Update Applicable to:
All employers with tipped employees.
On October 28, 2021, The Department of Labor (DOL) announced publication of the Tips Dual Jobs final rule, which sets reasonable limits on the amount of time an employer can take a tip credit when a tipped worker isn’t doing tip-producing work.
What are the details?
The final rule clarifies that an employer may take a tip credit only when an employee is performing work that is part of a tipped occupation, specifically; performing work that is tip-producing or performing work that directly supports work that is tip-producing for a limited amount of time.
The final rule also amends the provisions of the Executive Order 13658 regulations, which address the hourly minimum wage paid by contractors to workers performing work on or in connection with covered federal contracts consistent with the amendments to the dual jobs regulations.
Under the final rule, an employer can take a tip credit only when the worker is performing tip-producing work or when:
- A tipped employee performs work that directly supports tip-producing work for less than 20% of the hours worked during the employee’s workweek. Therefore, an employer cannot take a tip credit for any of the time that exceeds 20% of the workweek. Time for which an employer does not take a tip credit is excluded in calculating the 20% tolerance.

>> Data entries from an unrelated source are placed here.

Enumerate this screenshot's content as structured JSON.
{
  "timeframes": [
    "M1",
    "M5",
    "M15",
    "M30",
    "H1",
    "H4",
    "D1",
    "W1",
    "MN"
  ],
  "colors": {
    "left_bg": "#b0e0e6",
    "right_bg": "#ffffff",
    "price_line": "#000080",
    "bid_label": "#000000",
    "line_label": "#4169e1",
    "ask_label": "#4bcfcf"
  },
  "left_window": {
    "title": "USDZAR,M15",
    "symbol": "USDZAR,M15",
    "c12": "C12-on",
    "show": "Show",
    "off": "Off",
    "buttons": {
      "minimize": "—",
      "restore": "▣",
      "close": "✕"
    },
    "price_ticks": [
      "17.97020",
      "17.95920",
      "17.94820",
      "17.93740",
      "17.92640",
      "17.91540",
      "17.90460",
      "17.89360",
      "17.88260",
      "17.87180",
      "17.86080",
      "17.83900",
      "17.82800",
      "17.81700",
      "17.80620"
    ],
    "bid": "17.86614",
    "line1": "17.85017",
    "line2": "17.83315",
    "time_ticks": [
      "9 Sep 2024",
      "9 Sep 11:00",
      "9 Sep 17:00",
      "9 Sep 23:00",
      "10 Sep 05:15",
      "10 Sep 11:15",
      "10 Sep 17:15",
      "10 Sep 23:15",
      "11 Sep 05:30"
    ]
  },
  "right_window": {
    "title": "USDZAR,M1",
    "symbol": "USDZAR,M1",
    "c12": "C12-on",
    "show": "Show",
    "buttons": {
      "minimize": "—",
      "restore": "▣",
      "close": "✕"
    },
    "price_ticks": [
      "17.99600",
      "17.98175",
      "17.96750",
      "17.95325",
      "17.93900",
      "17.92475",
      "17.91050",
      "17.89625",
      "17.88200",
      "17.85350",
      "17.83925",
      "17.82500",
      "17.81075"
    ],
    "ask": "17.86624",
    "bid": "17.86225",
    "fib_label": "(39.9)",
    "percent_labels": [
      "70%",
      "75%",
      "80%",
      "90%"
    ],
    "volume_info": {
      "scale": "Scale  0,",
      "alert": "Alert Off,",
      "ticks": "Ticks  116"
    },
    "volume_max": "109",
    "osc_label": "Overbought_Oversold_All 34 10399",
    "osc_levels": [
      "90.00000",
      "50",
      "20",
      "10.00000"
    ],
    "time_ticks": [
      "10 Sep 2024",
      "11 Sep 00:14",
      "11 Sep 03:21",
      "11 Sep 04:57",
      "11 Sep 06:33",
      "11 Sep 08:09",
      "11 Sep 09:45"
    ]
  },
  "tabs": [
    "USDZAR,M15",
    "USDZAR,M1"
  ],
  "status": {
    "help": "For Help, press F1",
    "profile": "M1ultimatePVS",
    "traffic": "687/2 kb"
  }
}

- A tipped employee performs directly supporting work for not more than 30 minutes. Therefore, an employer cannot take a tip credit for any of the time that exceeds 30 minutes.
What do employers need to do?
Employers should review the information above and prepare to make changes to comply with the upcoming law.